*WHAT IS NEEDED*
Go through the entries below and count the lines holding the word "lotto". Reply with only the number, please.

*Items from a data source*
--*--

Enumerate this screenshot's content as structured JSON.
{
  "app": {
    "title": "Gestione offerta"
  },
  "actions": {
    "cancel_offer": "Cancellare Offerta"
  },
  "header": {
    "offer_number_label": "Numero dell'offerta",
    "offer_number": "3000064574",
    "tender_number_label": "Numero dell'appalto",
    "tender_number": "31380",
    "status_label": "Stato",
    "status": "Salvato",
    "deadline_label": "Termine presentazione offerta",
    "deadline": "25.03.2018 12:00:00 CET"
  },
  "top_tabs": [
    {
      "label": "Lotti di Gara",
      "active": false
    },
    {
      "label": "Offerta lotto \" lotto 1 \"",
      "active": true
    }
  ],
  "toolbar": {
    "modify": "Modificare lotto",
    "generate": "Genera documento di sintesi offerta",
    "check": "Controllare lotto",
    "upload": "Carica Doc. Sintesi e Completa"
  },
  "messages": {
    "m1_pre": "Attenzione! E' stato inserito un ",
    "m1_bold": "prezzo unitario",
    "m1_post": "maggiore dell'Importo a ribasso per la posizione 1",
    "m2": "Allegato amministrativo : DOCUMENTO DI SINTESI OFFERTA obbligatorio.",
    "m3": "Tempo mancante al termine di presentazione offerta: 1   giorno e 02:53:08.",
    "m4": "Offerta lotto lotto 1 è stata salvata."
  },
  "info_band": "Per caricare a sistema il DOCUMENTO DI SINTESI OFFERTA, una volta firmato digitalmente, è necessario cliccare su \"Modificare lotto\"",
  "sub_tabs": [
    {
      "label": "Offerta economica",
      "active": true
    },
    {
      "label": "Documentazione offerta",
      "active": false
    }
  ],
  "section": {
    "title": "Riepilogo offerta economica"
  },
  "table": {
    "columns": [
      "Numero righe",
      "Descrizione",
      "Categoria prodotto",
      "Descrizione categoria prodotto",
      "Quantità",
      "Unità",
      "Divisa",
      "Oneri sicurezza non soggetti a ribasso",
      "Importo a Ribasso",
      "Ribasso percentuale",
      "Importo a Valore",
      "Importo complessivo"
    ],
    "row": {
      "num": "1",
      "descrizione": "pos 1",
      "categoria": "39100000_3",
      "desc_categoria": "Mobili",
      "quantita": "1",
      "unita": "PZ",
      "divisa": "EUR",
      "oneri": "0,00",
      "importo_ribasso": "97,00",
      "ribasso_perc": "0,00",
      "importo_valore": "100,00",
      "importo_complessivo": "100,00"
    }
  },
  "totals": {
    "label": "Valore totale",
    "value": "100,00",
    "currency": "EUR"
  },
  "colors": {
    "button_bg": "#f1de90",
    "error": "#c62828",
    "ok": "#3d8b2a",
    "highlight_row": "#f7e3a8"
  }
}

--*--

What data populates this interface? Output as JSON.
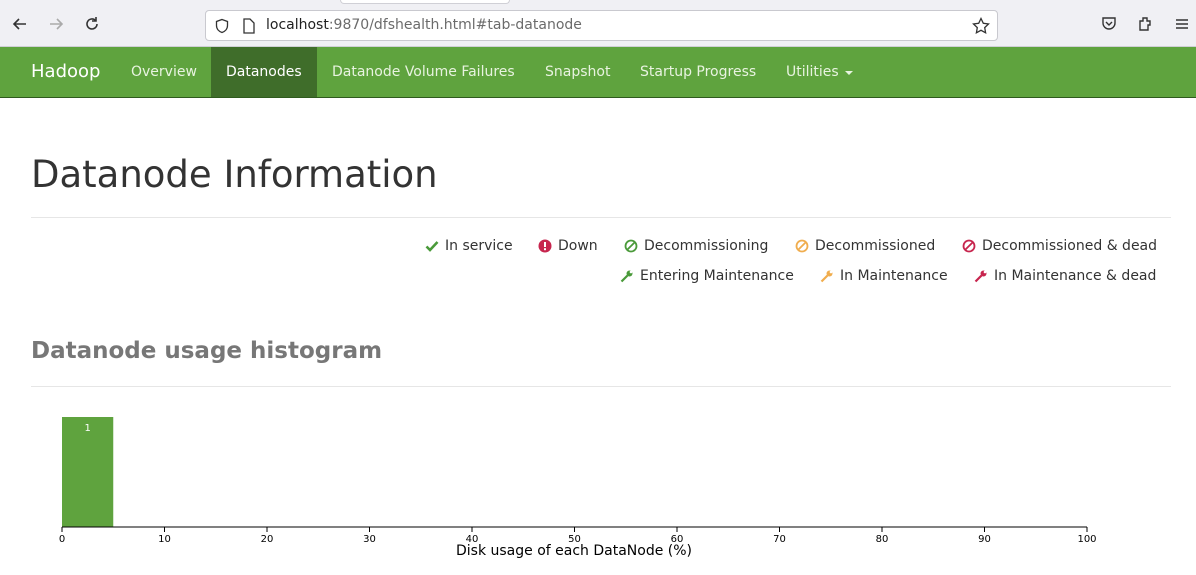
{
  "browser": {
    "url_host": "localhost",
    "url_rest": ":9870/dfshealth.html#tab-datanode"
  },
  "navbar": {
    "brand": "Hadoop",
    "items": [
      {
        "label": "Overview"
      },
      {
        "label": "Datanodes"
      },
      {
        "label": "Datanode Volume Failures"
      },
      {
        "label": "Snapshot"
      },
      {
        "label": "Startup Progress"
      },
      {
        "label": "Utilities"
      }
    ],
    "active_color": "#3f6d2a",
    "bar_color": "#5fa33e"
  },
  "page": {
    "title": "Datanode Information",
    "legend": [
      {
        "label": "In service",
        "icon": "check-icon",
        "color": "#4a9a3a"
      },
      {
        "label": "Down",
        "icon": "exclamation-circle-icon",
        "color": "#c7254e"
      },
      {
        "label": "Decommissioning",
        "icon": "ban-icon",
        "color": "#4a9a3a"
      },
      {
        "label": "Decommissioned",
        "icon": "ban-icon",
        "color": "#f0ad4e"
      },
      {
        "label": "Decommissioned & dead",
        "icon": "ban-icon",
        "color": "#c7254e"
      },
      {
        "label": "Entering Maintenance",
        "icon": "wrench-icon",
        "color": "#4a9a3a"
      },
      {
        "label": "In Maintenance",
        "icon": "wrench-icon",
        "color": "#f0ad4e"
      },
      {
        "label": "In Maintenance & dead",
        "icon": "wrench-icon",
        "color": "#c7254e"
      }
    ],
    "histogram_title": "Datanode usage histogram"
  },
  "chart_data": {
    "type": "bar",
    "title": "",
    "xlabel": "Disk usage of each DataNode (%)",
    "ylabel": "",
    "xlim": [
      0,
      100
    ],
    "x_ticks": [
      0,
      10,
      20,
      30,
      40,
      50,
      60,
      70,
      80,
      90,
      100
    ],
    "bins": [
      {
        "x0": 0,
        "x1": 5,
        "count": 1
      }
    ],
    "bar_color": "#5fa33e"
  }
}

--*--

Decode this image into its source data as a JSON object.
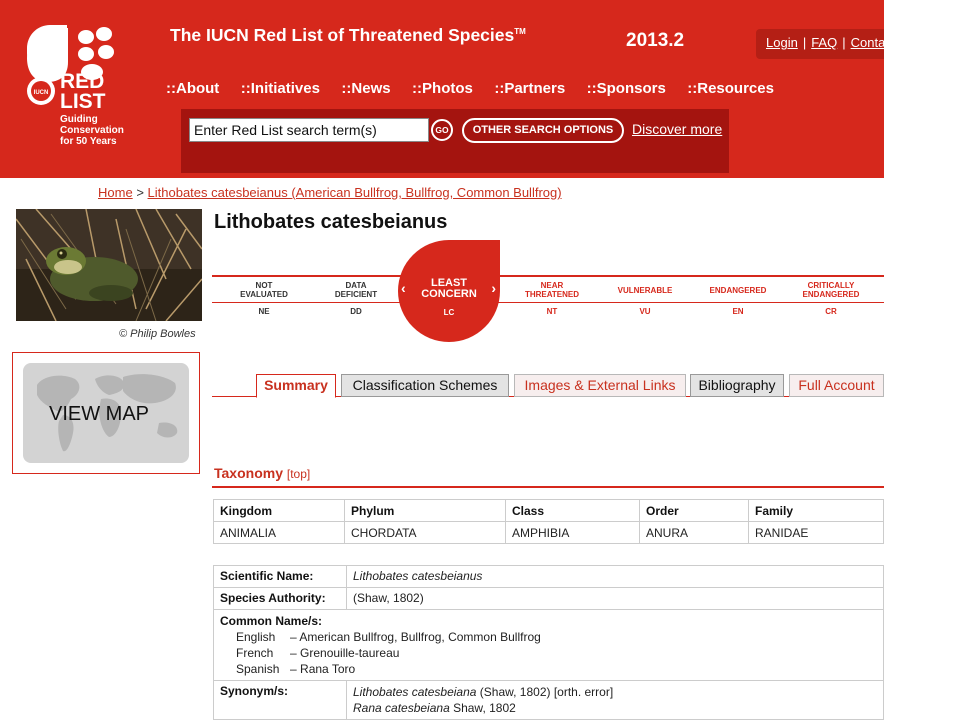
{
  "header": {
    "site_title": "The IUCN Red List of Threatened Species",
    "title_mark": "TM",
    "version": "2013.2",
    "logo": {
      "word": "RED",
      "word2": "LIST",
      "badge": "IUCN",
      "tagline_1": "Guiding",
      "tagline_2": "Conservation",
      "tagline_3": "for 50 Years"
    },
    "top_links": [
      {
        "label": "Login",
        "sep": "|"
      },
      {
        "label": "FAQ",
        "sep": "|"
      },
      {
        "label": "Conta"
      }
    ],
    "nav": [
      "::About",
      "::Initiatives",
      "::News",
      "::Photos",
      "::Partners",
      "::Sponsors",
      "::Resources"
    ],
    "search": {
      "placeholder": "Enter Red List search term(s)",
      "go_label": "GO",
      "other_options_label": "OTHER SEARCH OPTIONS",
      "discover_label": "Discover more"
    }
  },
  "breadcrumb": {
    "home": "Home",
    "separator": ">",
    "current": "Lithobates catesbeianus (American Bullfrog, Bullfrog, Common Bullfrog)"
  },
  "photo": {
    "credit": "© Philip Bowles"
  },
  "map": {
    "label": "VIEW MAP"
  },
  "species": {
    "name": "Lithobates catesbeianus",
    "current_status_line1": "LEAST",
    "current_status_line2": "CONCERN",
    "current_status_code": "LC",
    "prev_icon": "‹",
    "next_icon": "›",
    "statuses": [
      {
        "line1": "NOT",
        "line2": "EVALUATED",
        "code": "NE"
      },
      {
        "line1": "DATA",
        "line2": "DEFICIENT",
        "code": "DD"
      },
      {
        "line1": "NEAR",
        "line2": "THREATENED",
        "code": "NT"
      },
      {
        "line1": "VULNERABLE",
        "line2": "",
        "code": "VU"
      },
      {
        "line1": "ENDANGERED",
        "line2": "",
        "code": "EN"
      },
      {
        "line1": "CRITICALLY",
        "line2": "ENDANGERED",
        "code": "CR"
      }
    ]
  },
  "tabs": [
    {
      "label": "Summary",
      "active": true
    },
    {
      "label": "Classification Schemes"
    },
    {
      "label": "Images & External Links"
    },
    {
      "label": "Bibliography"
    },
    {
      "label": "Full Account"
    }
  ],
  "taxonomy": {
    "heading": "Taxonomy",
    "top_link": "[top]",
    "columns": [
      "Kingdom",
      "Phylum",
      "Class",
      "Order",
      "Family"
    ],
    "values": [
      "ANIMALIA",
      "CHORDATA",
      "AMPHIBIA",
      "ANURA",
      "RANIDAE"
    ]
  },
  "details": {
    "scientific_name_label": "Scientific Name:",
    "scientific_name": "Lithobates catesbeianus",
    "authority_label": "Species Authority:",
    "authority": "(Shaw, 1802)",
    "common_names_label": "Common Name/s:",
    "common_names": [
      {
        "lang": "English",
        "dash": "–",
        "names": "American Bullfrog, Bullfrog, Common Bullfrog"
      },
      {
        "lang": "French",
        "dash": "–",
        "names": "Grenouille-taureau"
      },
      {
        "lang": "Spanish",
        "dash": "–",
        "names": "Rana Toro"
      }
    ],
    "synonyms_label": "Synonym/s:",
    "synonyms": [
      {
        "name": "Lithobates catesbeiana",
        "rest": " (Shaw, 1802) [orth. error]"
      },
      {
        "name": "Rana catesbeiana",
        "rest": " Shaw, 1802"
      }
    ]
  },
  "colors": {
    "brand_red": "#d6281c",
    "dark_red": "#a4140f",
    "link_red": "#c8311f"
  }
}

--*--

*TASK SOLUTION*
5